Dataset entries:
-*-
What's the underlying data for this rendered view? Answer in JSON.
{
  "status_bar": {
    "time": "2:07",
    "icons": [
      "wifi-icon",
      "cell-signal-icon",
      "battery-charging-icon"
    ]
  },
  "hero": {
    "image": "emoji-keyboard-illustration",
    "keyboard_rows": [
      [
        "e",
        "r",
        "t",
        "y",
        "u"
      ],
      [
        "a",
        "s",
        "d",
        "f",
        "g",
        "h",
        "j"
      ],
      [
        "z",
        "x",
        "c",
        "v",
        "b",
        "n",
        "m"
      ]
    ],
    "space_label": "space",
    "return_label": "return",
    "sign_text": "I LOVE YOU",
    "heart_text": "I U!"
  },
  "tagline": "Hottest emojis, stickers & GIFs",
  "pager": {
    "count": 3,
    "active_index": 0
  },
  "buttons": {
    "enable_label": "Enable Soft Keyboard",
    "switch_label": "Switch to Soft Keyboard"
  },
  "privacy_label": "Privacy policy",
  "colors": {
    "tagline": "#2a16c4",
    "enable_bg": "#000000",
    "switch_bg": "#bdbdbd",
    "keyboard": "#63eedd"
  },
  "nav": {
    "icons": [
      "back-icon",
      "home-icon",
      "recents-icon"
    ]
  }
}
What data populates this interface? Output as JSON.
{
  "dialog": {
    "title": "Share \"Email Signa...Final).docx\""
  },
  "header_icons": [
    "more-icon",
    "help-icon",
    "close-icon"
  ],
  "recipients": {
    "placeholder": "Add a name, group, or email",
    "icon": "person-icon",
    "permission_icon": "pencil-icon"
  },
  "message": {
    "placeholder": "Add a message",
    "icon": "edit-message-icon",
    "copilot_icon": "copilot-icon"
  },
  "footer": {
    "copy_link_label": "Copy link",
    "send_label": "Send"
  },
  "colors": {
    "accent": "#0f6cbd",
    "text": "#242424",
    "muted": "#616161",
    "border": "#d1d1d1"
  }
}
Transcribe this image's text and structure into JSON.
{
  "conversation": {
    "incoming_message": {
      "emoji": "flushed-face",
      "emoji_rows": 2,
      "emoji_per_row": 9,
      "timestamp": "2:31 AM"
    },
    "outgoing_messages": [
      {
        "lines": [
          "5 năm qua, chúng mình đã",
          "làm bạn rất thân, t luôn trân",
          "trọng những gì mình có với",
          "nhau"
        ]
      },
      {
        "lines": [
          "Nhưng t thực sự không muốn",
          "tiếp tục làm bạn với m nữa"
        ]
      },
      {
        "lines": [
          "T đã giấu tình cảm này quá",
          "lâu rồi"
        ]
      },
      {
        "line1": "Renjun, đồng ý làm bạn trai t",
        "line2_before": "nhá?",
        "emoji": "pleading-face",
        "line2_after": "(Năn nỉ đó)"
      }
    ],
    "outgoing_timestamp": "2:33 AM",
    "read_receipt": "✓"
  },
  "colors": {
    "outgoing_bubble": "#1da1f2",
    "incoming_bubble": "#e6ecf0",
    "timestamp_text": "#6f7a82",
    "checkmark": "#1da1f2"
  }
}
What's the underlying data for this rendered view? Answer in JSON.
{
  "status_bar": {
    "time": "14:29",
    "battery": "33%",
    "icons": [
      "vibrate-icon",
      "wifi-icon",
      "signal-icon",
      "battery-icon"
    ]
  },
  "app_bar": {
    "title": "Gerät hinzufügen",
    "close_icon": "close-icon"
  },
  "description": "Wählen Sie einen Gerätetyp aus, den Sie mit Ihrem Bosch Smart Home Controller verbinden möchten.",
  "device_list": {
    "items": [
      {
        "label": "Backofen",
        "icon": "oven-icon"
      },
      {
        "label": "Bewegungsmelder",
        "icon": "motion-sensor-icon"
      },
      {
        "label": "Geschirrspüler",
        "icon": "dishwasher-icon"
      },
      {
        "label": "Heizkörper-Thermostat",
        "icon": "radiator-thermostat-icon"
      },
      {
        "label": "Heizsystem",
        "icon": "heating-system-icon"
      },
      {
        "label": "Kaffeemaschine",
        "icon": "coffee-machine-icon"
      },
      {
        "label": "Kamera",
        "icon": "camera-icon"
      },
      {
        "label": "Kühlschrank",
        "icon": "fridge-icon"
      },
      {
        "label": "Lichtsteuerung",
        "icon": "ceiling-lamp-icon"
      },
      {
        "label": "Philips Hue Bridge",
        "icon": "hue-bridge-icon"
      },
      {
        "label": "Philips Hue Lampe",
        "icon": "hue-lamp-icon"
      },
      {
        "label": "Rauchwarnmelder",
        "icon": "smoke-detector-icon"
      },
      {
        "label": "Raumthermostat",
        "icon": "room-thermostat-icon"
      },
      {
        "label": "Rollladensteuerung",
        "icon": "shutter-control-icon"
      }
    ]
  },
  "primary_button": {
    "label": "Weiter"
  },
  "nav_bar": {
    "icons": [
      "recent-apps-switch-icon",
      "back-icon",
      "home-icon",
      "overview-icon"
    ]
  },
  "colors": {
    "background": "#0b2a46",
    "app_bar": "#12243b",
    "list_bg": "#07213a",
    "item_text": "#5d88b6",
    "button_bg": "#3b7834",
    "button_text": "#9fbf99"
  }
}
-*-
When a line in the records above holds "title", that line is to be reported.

Result:
    "title": "Share \"Email Signa...Final).docx\""
    "title": "Gerät hinzufügen",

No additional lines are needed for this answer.